■ **Problem description**:
The lines to return are those below that contain the word "this".

[[ Supplied records, beginning ]]

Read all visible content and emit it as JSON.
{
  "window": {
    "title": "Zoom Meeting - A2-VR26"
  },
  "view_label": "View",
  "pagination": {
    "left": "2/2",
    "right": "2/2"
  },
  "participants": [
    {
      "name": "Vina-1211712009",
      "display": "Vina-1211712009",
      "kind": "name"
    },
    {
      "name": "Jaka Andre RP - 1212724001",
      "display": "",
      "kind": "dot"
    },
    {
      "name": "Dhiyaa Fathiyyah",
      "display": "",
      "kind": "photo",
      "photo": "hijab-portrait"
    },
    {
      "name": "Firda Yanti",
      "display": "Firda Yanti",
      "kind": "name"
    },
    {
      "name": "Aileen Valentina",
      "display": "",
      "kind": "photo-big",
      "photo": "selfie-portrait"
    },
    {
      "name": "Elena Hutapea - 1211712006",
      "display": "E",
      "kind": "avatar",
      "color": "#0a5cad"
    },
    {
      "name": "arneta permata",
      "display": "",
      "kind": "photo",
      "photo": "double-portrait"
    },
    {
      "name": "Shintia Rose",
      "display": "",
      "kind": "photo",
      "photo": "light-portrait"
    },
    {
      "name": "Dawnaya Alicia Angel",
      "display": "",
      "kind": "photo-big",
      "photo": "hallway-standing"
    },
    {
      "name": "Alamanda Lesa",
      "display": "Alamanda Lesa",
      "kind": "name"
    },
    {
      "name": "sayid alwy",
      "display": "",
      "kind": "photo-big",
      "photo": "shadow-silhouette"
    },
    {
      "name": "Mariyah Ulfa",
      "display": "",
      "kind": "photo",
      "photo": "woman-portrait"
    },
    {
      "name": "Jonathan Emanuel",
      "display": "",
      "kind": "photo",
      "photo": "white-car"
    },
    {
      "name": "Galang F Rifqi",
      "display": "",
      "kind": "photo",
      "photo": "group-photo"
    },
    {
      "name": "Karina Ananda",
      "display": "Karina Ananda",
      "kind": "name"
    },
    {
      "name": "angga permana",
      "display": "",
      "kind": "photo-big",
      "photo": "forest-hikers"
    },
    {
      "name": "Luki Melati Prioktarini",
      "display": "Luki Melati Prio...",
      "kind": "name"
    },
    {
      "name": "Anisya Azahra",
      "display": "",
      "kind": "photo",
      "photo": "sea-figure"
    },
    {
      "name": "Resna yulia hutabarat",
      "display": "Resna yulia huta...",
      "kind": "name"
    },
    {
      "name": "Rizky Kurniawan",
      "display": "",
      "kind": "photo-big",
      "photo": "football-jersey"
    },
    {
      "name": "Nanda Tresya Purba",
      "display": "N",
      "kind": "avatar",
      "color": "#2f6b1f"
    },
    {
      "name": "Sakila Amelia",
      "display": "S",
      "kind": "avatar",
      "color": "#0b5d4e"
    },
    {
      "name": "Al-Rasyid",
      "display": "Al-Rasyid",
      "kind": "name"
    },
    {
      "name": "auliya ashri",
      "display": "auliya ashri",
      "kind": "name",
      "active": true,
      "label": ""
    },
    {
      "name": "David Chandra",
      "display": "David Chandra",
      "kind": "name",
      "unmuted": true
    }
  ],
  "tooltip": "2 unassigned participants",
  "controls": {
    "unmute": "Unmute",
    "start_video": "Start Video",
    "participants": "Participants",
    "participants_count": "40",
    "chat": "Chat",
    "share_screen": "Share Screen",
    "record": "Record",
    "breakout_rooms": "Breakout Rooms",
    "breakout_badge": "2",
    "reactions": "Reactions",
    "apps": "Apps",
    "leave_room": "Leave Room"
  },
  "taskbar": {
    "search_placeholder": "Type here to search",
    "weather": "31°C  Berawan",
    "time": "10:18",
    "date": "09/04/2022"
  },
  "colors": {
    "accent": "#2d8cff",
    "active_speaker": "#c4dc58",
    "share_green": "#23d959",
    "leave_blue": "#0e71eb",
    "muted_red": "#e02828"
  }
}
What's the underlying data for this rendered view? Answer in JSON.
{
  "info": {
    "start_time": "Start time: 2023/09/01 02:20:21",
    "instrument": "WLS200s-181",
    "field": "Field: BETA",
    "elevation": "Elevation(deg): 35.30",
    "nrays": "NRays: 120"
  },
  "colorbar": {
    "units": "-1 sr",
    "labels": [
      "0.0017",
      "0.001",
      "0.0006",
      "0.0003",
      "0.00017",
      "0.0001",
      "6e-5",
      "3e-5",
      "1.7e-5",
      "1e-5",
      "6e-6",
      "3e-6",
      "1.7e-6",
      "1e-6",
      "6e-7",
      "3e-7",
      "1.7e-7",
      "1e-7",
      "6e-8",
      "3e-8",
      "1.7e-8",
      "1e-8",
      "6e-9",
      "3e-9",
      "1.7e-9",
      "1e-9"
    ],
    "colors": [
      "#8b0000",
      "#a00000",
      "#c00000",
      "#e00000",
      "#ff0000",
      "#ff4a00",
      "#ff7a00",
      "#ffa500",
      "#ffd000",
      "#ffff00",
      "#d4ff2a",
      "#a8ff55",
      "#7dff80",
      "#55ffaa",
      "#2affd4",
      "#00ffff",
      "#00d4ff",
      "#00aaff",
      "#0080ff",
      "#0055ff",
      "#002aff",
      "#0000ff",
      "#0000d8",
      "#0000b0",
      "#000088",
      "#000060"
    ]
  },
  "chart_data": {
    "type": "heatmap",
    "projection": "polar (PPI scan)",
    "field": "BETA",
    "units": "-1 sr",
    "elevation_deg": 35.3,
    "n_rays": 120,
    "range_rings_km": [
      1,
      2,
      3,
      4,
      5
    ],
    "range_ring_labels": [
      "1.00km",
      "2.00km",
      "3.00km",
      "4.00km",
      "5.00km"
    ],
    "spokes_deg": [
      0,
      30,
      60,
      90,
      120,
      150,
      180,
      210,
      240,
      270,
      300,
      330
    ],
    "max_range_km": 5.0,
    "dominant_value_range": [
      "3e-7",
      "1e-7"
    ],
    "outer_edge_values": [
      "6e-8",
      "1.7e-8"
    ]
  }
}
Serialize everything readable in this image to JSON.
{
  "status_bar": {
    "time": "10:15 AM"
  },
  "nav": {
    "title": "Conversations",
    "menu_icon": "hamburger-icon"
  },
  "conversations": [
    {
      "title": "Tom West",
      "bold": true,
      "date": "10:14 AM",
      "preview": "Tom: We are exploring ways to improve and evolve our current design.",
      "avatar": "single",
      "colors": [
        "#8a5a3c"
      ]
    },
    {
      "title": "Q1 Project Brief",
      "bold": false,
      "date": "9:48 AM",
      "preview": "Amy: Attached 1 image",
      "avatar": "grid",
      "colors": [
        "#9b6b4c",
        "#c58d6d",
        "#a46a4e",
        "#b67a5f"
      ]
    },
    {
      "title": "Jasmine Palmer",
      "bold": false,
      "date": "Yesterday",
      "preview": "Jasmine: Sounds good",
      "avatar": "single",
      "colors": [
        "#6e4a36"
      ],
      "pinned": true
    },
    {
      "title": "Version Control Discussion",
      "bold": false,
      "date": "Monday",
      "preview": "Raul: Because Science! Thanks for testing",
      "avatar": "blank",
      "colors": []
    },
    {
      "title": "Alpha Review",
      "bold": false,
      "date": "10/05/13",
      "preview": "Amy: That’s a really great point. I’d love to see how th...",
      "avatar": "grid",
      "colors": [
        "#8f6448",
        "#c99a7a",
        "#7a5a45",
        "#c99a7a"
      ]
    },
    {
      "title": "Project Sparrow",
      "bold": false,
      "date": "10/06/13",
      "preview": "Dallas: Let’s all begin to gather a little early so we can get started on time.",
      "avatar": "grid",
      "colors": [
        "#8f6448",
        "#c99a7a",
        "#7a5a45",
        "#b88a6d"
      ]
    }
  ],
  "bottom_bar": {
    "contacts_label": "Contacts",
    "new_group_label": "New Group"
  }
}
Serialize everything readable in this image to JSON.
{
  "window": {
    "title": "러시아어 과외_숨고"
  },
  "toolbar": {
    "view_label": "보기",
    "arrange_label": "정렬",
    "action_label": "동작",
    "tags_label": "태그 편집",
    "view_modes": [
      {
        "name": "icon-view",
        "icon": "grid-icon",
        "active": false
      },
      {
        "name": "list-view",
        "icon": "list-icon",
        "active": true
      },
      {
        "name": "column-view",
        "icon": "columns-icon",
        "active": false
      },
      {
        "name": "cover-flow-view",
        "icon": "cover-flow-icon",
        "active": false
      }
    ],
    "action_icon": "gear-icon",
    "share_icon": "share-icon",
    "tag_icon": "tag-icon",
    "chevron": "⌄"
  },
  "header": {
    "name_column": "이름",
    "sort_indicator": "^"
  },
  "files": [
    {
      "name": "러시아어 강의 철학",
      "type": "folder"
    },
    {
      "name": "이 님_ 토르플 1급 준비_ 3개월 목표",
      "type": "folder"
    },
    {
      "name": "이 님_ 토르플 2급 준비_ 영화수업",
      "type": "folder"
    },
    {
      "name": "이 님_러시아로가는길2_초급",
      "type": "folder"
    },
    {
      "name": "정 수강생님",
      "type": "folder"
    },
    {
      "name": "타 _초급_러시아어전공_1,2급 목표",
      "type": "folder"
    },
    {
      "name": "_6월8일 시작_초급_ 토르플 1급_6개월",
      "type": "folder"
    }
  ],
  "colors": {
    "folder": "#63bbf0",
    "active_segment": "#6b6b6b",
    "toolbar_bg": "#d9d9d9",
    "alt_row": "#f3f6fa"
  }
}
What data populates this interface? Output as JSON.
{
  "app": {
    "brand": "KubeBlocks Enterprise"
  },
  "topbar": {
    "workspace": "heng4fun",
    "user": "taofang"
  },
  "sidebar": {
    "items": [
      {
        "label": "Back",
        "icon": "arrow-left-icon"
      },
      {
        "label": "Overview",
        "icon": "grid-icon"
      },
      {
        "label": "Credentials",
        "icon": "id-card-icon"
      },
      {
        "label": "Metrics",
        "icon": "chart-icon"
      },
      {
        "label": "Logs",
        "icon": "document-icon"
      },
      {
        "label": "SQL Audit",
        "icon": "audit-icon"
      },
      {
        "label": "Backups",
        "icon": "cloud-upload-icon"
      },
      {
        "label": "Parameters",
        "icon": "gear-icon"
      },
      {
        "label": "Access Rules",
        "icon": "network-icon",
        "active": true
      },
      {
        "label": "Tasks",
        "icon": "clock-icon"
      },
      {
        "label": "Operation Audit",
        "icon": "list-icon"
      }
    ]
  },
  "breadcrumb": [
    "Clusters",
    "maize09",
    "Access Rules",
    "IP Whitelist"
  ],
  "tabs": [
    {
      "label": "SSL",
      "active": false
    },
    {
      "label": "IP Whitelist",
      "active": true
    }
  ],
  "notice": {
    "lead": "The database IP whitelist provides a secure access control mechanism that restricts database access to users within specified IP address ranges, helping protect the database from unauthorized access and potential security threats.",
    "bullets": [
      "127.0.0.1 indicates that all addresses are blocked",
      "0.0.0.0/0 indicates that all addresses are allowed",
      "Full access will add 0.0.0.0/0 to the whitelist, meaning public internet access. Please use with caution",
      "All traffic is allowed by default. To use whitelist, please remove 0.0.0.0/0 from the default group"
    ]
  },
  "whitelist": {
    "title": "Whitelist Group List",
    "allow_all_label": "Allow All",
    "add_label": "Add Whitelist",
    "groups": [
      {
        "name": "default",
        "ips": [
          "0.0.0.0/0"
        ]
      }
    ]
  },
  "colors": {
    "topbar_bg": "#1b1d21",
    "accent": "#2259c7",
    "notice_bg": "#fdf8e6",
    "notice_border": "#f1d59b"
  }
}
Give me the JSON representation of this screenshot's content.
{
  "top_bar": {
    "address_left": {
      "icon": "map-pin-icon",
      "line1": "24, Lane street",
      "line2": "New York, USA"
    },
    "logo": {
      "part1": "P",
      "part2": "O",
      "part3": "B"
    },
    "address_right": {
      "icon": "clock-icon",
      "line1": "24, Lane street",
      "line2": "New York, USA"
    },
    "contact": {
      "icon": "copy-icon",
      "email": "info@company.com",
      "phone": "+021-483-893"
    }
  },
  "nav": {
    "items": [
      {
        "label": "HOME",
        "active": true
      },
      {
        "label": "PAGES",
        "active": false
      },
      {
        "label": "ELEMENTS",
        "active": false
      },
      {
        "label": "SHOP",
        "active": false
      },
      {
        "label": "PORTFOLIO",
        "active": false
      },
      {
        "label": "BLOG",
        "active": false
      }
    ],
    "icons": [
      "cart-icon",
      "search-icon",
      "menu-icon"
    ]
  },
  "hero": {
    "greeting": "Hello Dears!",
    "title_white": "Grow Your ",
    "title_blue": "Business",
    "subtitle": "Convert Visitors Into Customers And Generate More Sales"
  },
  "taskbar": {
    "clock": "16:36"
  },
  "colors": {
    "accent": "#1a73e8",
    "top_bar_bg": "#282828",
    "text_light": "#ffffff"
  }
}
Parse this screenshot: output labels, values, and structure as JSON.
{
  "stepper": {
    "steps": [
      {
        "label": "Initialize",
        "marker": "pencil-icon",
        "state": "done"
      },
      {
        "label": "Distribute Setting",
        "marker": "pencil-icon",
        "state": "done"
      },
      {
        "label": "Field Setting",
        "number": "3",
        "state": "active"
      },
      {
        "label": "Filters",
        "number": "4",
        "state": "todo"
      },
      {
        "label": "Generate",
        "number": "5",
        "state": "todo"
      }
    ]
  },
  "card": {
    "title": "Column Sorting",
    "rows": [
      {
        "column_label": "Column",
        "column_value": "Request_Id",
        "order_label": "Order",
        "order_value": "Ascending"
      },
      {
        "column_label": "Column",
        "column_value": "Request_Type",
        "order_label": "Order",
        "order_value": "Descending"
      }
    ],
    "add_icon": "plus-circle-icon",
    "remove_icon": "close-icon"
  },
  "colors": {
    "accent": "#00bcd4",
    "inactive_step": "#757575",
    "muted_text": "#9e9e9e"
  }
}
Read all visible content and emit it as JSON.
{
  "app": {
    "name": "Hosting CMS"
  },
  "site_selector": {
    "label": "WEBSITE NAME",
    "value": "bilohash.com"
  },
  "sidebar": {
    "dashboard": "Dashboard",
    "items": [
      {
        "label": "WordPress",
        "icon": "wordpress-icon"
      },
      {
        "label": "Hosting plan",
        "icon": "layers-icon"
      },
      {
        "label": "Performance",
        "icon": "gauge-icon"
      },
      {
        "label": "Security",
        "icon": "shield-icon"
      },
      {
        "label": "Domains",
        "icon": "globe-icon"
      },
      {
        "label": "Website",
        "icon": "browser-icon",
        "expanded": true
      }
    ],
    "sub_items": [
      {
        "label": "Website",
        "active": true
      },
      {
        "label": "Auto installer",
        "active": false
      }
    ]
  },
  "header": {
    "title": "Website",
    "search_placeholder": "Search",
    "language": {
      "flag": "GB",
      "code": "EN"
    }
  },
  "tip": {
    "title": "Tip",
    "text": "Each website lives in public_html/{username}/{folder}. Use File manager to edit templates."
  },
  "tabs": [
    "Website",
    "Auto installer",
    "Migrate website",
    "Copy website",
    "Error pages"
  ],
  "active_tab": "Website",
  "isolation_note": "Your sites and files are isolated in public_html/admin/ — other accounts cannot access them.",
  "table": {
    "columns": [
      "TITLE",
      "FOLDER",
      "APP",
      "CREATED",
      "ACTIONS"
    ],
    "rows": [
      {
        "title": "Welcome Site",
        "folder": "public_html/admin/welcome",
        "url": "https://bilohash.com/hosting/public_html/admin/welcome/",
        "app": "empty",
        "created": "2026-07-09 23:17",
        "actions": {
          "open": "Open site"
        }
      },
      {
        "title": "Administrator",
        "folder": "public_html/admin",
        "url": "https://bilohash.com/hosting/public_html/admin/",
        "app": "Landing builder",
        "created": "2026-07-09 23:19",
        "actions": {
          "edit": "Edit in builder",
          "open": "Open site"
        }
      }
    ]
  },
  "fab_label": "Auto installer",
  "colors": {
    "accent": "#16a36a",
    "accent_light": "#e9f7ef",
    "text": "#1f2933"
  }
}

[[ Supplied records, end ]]

■ **Answer box**:
What's the underlying data for this rendered view? Answer in JSON.
Serialize everything readable in this image to JSON.
Serialize everything readable in this image to JSON.
What data populates this interface? Output as JSON.
Give me the JSON representation of this screenshot's content.
Parse this screenshot: output labels, values, and structure as JSON.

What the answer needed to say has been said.